At the Wall Street Journal, writes of Priorities USA (a 501(c)(4) and Priorities USA Action (a super PAC). Bill Burton had hoped to raise $100 million but it falling short.
Many of the Democratic Party's biggest donors aren't planning to support his organization, either because they're unhappy with Mr. Obama or disillusioned with politics in general. There's also this fund-raising fact of life: Wealthy donors are more likely to open up their wallets to defeat a sitting president than to protect one.
Mr. Burton's group has spent less than $1 million on advertisements this year, while the leading pro-Republican organization has spent more than $20 million.And a financial shift continues. Bloomberg reports on Kenneth Griffin:
Mr. Burton, a former spokesman for Mr. Obama, said in an interview that potential donors don't always know who he is, which means he has to use meetings for introductions, not strictly for pitching.

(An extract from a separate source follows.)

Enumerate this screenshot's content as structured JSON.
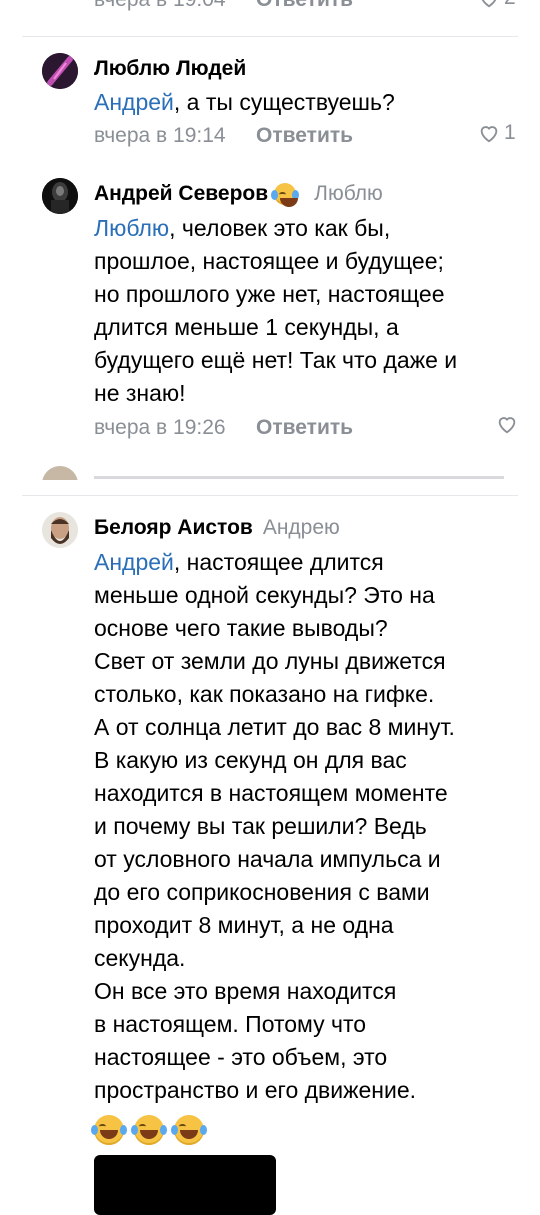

Arthur Lipson, owner of hedge-fund management firm Western Investment, has donated more than $500,000 to Democratic causes in the past decade, according to public records. He hasn't heard from Mr. Burton, but an outreach probably wouldn't be worth the effort. "I will definitely not donate to Obama in any way, shape or form," said Mr. Lipson, who objects to deals the president has made with Republicans.
Chicago hedge fund executive Kenneth Griffin, who raised more than $50,000 for Barack Obama in 2008, said today he would back Mitt Romney in 2012.

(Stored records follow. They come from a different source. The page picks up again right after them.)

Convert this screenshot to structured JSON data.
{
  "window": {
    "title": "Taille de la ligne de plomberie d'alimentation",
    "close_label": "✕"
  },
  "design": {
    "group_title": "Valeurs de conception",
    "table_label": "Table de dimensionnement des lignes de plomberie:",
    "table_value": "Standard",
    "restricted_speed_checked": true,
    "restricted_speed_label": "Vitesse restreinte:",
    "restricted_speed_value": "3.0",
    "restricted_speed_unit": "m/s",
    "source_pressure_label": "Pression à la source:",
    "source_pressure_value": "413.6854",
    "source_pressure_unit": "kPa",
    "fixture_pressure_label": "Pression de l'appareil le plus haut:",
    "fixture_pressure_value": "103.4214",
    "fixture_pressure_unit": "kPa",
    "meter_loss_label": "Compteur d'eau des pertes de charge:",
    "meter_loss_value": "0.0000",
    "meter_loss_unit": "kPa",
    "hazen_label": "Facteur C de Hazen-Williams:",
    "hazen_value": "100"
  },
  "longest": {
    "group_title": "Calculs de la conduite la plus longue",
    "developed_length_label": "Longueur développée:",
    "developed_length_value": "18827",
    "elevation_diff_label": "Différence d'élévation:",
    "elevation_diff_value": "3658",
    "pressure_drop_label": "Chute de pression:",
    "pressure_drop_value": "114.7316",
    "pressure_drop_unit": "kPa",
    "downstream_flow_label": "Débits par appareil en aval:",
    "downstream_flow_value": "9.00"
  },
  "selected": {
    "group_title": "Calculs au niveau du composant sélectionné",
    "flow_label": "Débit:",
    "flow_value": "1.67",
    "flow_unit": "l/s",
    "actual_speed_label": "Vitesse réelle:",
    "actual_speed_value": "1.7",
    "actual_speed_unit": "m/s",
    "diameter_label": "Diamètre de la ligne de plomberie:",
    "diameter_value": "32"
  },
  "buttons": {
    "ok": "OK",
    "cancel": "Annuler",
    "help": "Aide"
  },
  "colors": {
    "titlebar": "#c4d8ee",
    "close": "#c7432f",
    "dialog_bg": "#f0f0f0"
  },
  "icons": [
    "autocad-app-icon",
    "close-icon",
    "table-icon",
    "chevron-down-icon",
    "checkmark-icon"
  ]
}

“Mitt Romney understands that the private sector is the source of economic growth and job creation,” said Griffin, chief executive of the $11 billion Citadel LLC, in an e-mailed statement. “His ideas can help get America’s economy moving again and start putting people back to work.”
...This year, he gave $300,000 to American Crossroads, the political action committee advised by Karl Rove, the chief political aide to then-President George W. Bush. Griffin donated $250,000 last year. American Crossroads reported spending $21 million in 2010 to help elect Republican congressional candidates.
Romney has benefited from some dissatisfaction on Wall Street toward Obama, who signed new banking regulations last year. Romney raised $3.6 million through Sept. 30 from securities and investment industry employees and their families, more than double the $1.6 million taken in by Obama, according to the Center for Responsive Politics, a Washington-based research group.
Four years ago, Obama raised $16 million from Wall Street. Romney, who dropped out of the Republican race on Feb. 7, 2008, collected $5 million.